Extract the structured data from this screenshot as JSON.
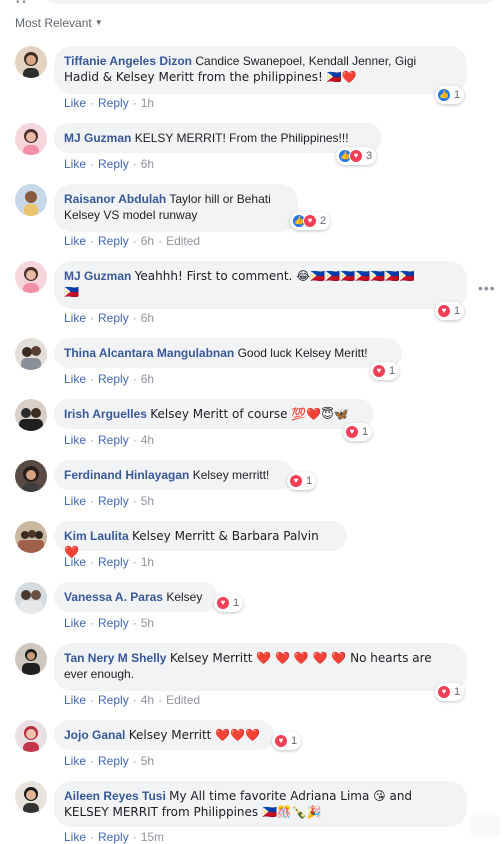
{
  "sort": {
    "label": "Most Relevant",
    "icon": "caret-down-icon"
  },
  "top_more": "• •",
  "comments": [
    {
      "author": "Tiffanie Angeles Dizon",
      "text": "Candice Swanepoel, Kendall Jenner, Gigi",
      "text2": "Hadid & Kelsey Meritt from the philippines! 🇵🇭❤️",
      "like": "Like",
      "reply": "Reply",
      "time": "1h",
      "edited": "",
      "reaction_count": "1",
      "reactions": [
        "like"
      ]
    },
    {
      "author": "MJ Guzman",
      "text": "KELSY MERRIT! From the Philippines!!!",
      "text2": "",
      "like": "Like",
      "reply": "Reply",
      "time": "6h",
      "edited": "",
      "reaction_count": "3",
      "reactions": [
        "like",
        "love"
      ]
    },
    {
      "author": "Raisanor Abdulah",
      "text": "Taylor hill or Behati",
      "text2": "Kelsey VS model runway",
      "like": "Like",
      "reply": "Reply",
      "time": "6h",
      "edited": "Edited",
      "reaction_count": "2",
      "reactions": [
        "like",
        "love"
      ]
    },
    {
      "author": "MJ Guzman",
      "text": "Yeahhh! First to comment. 😂🇵🇭🇵🇭🇵🇭🇵🇭🇵🇭🇵🇭🇵🇭",
      "text2": "🇵🇭",
      "like": "Like",
      "reply": "Reply",
      "time": "6h",
      "edited": "",
      "reaction_count": "1",
      "reactions": [
        "love"
      ]
    },
    {
      "author": "Thina Alcantara Mangulabnan",
      "text": "Good luck Kelsey Meritt!",
      "text2": "",
      "like": "Like",
      "reply": "Reply",
      "time": "6h",
      "edited": "",
      "reaction_count": "1",
      "reactions": [
        "love"
      ]
    },
    {
      "author": "Irish Arguelles",
      "text": "Kelsey Meritt of course 💯❤️😇🦋",
      "text2": "",
      "like": "Like",
      "reply": "Reply",
      "time": "4h",
      "edited": "",
      "reaction_count": "1",
      "reactions": [
        "love"
      ]
    },
    {
      "author": "Ferdinand Hinlayagan",
      "text": "Kelsey merritt!",
      "text2": "",
      "like": "Like",
      "reply": "Reply",
      "time": "5h",
      "edited": "",
      "reaction_count": "1",
      "reactions": [
        "love"
      ]
    },
    {
      "author": "Kim Laulita",
      "text": "Kelsey Merritt & Barbara Palvin ❤️",
      "text2": "",
      "like": "Like",
      "reply": "Reply",
      "time": "1h",
      "edited": "",
      "reaction_count": "",
      "reactions": []
    },
    {
      "author": "Vanessa A. Paras",
      "text": "Kelsey",
      "text2": "",
      "like": "Like",
      "reply": "Reply",
      "time": "5h",
      "edited": "",
      "reaction_count": "1",
      "reactions": [
        "love"
      ]
    },
    {
      "author": "Tan Nery M Shelly",
      "text": "Kelsey Merritt ❤️ ❤️ ❤️ ❤️ ❤️ No hearts are",
      "text2": "ever enough.",
      "like": "Like",
      "reply": "Reply",
      "time": "4h",
      "edited": "Edited",
      "reaction_count": "1",
      "reactions": [
        "love"
      ]
    },
    {
      "author": "Jojo Ganal",
      "text": "Kelsey Merritt ❤️❤️❤️",
      "text2": "",
      "like": "Like",
      "reply": "Reply",
      "time": "5h",
      "edited": "",
      "reaction_count": "1",
      "reactions": [
        "love"
      ]
    },
    {
      "author": "Aileen Reyes Tusi",
      "text": "My All time favorite Adriana Lima 😘 and",
      "text2": "KELSEY MERRIT from Philippines 🇵🇭🎊🍾🎉",
      "like": "Like",
      "reply": "Reply",
      "time": "15m",
      "edited": "",
      "reaction_count": "",
      "reactions": []
    }
  ],
  "more_menu": "•••",
  "colors": {
    "author": "#385898",
    "action": "#4267b2",
    "meta": "#90949c",
    "bubble": "#f2f3f5",
    "like": "#2078f4",
    "love": "#f33e58"
  }
}
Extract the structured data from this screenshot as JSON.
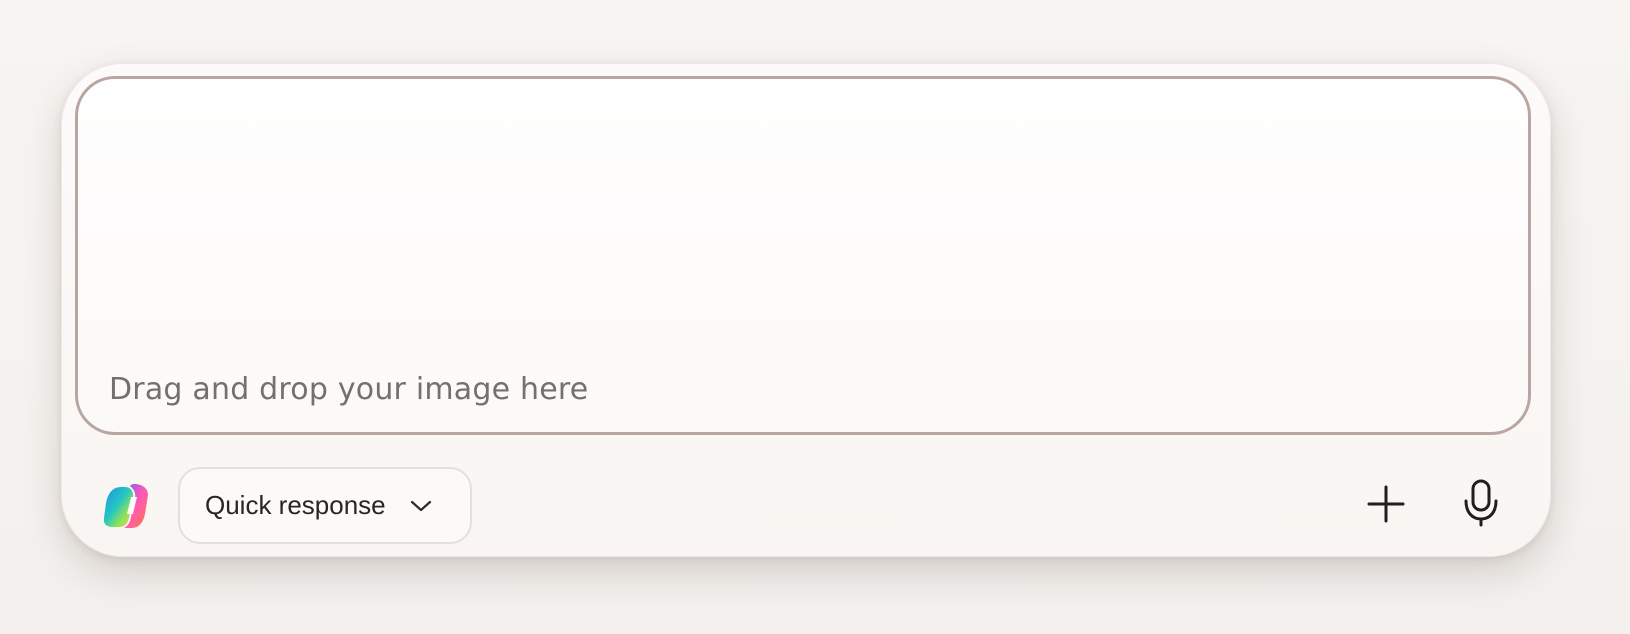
{
  "composer": {
    "placeholder": "Drag and drop your image here",
    "mode_label": "Quick response",
    "logo_icon": "copilot-logo-icon",
    "plus_icon": "plus-icon",
    "mic_icon": "microphone-icon",
    "chevron_icon": "chevron-down-icon",
    "colors": {
      "background": "#f6f3f0",
      "panel": "#fcfbfa",
      "dropzone_border": "#b9a6a1",
      "text": "#282625",
      "placeholder": "#74706d"
    }
  }
}
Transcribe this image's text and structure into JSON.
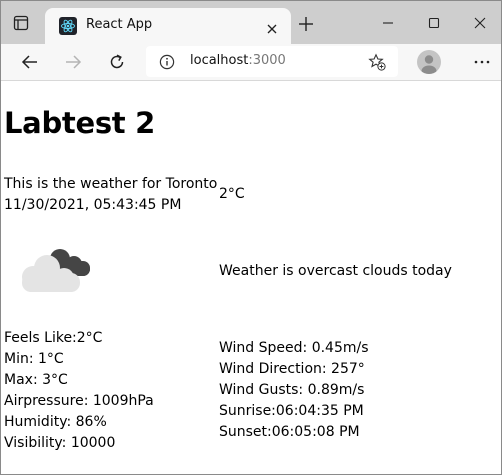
{
  "browser": {
    "tab": {
      "title": "React App"
    },
    "address": {
      "host": "localhost",
      "port": ":3000"
    }
  },
  "page": {
    "title": "Labtest 2",
    "city_line": "This is the weather for Toronto",
    "date_line": "11/30/2021, 05:43:45 PM",
    "temperature": "2°C",
    "weather_icon": "overcast-clouds-icon",
    "description": "Weather is overcast clouds today",
    "details_left": {
      "feels_like": "Feels Like:2°C",
      "min": "Min: 1°C",
      "max": "Max: 3°C",
      "air_pressure": "Airpressure: 1009hPa",
      "humidity": "Humidity: 86%",
      "visibility": "Visibility: 10000"
    },
    "details_right": {
      "wind_speed": "Wind Speed: 0.45m/s",
      "wind_direction": "Wind Direction: 257°",
      "wind_gusts": "Wind Gusts: 0.89m/s",
      "sunrise": "Sunrise:06:04:35 PM",
      "sunset": "Sunset:06:05:08 PM"
    }
  },
  "colors": {
    "titlebar": "#cecece",
    "toolbar": "#f7f7f7",
    "cloud_light": "#e4e4e4",
    "cloud_dark": "#454545",
    "react_logo": "#61dafb"
  }
}
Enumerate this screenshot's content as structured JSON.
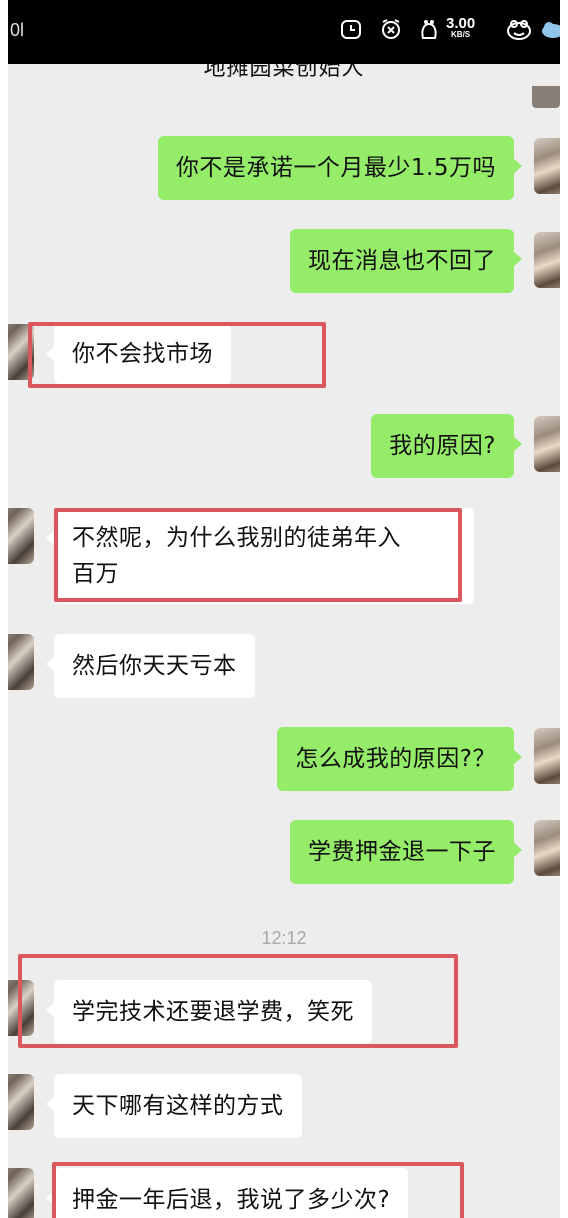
{
  "status_bar": {
    "left_text": "0l",
    "net_speed_value": "3.00",
    "net_speed_unit": "KB/S",
    "icons": [
      "alarm-clock-icon",
      "mute-alarm-icon",
      "pet-icon",
      "frog-icon",
      "cloud-icon"
    ]
  },
  "header": {
    "title": "地摊园菜创始人"
  },
  "timestamp": "12:12",
  "messages": [
    {
      "side": "sent",
      "text": "你不是承诺一个月最少1.5万吗",
      "highlighted": false
    },
    {
      "side": "sent",
      "text": "现在消息也不回了",
      "highlighted": false
    },
    {
      "side": "recv",
      "text": "你不会找市场",
      "highlighted": true
    },
    {
      "side": "sent",
      "text": "我的原因?",
      "highlighted": false
    },
    {
      "side": "recv",
      "line1": "不然呢，为什么我别的徒弟年入",
      "line2": "百万",
      "highlighted": true
    },
    {
      "side": "recv",
      "text": "然后你天天亏本",
      "highlighted": false
    },
    {
      "side": "sent",
      "text": "怎么成我的原因?？",
      "highlighted": false
    },
    {
      "side": "sent",
      "text": "学费押金退一下子",
      "highlighted": false
    },
    {
      "side": "recv",
      "text": "学完技术还要退学费，笑死",
      "highlighted": true
    },
    {
      "side": "recv",
      "text": "天下哪有这样的方式",
      "highlighted": false
    },
    {
      "side": "recv",
      "text": "押金一年后退，我说了多少次?",
      "highlighted": true
    }
  ],
  "colors": {
    "sent_bubble": "#95ec69",
    "recv_bubble": "#ffffff",
    "chat_background": "#ededed",
    "highlight_border": "#d9575d"
  }
}
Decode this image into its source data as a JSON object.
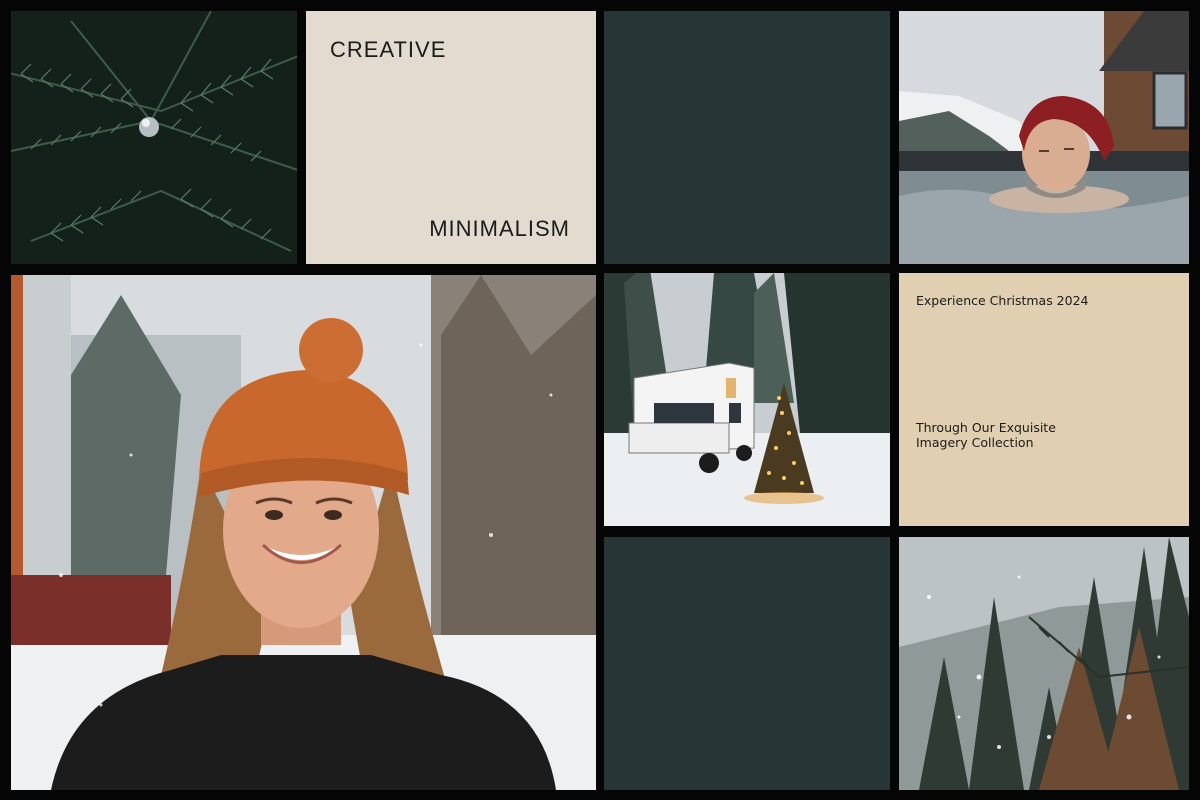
{
  "moodboard": {
    "creative_label": "CREATIVE",
    "minimalism_label": "MINIMALISM",
    "christmas_heading": "Experience Christmas 2024",
    "christmas_sub": [
      "Through Our Exquisite",
      "Imagery Collection"
    ]
  },
  "photos": {
    "pine_ornament": "pine-branch-with-ornament-photo",
    "hot_tub_man": "man-in-hot-tub-photo",
    "smiling_woman": "woman-in-orange-beanie-photo",
    "rv_christmas_tree": "rv-with-christmas-tree-photo",
    "snowy_forest": "snowy-forest-photo"
  },
  "colors": {
    "background": "#050505",
    "creative_panel": "#e3dbcf",
    "dark_panel": "#263536",
    "christmas_panel": "#e1cfb1",
    "text": "#1b1b1b"
  }
}
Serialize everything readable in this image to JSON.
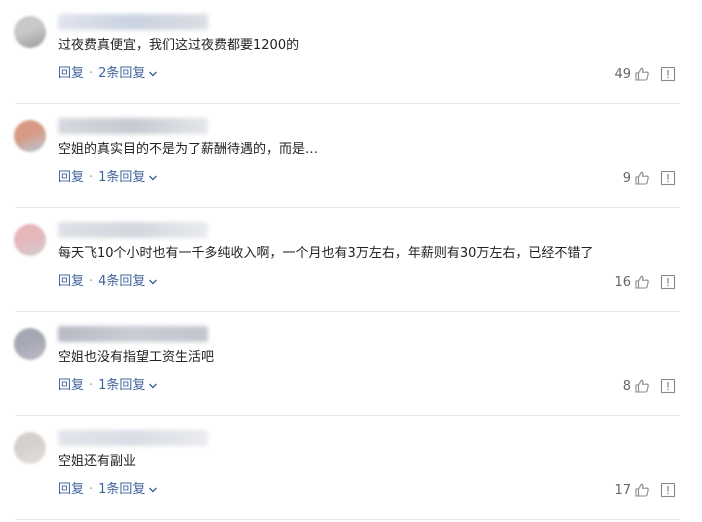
{
  "comments": [
    {
      "text": "过夜费真便宜，我们这过夜费都要1200的",
      "reply_label": "回复",
      "separator": "·",
      "replies_label": "2条回复",
      "likes": "49",
      "avatar_colors": [
        "#c8c8c8",
        "#9a9a9a"
      ],
      "username_colors": [
        "#d6dbe6",
        "#b9c3d6",
        "#cfd3da"
      ]
    },
    {
      "text": "空姐的真实目的不是为了薪酬待遇的，而是…",
      "reply_label": "回复",
      "separator": "·",
      "replies_label": "1条回复",
      "likes": "9",
      "avatar_colors": [
        "#d89a83",
        "#b8c7d8"
      ],
      "username_colors": [
        "#c8ccd4",
        "#b3b8c2",
        "#dcdfe4"
      ]
    },
    {
      "text": "每天飞10个小时也有一千多纯收入啊，一个月也有3万左右，年薪则有30万左右，已经不错了",
      "reply_label": "回复",
      "separator": "·",
      "replies_label": "4条回复",
      "likes": "16",
      "avatar_colors": [
        "#e6b6ba",
        "#cfcfcf"
      ],
      "username_colors": [
        "#d3d7df",
        "#c4c9d3",
        "#e2e4e8"
      ]
    },
    {
      "text": "空姐也没有指望工资生活吧",
      "reply_label": "回复",
      "separator": "·",
      "replies_label": "1条回复",
      "likes": "8",
      "avatar_colors": [
        "#a5a9b4",
        "#c2b8c8"
      ],
      "username_colors": [
        "#9ea3ad",
        "#b7bcc6",
        "#aeb3bd"
      ]
    },
    {
      "text": "空姐还有副业",
      "reply_label": "回复",
      "separator": "·",
      "replies_label": "1条回复",
      "likes": "17",
      "avatar_colors": [
        "#d7d1cd",
        "#e5e0dc"
      ],
      "username_colors": [
        "#d8dce4",
        "#cdd2dc",
        "#e3e5ea"
      ]
    }
  ],
  "colors": {
    "link": "#406599",
    "text": "#222222",
    "muted": "#999999",
    "divider": "#e8e8e8"
  },
  "icons": {
    "like": "thumbs-up-icon",
    "report": "report-icon",
    "expand": "chevron-down-icon"
  }
}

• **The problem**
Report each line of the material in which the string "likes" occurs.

• **Completed task**
      "likes": "49",
      "likes": "9",
      "likes": "16",
      "likes": "8",
      "likes": "17",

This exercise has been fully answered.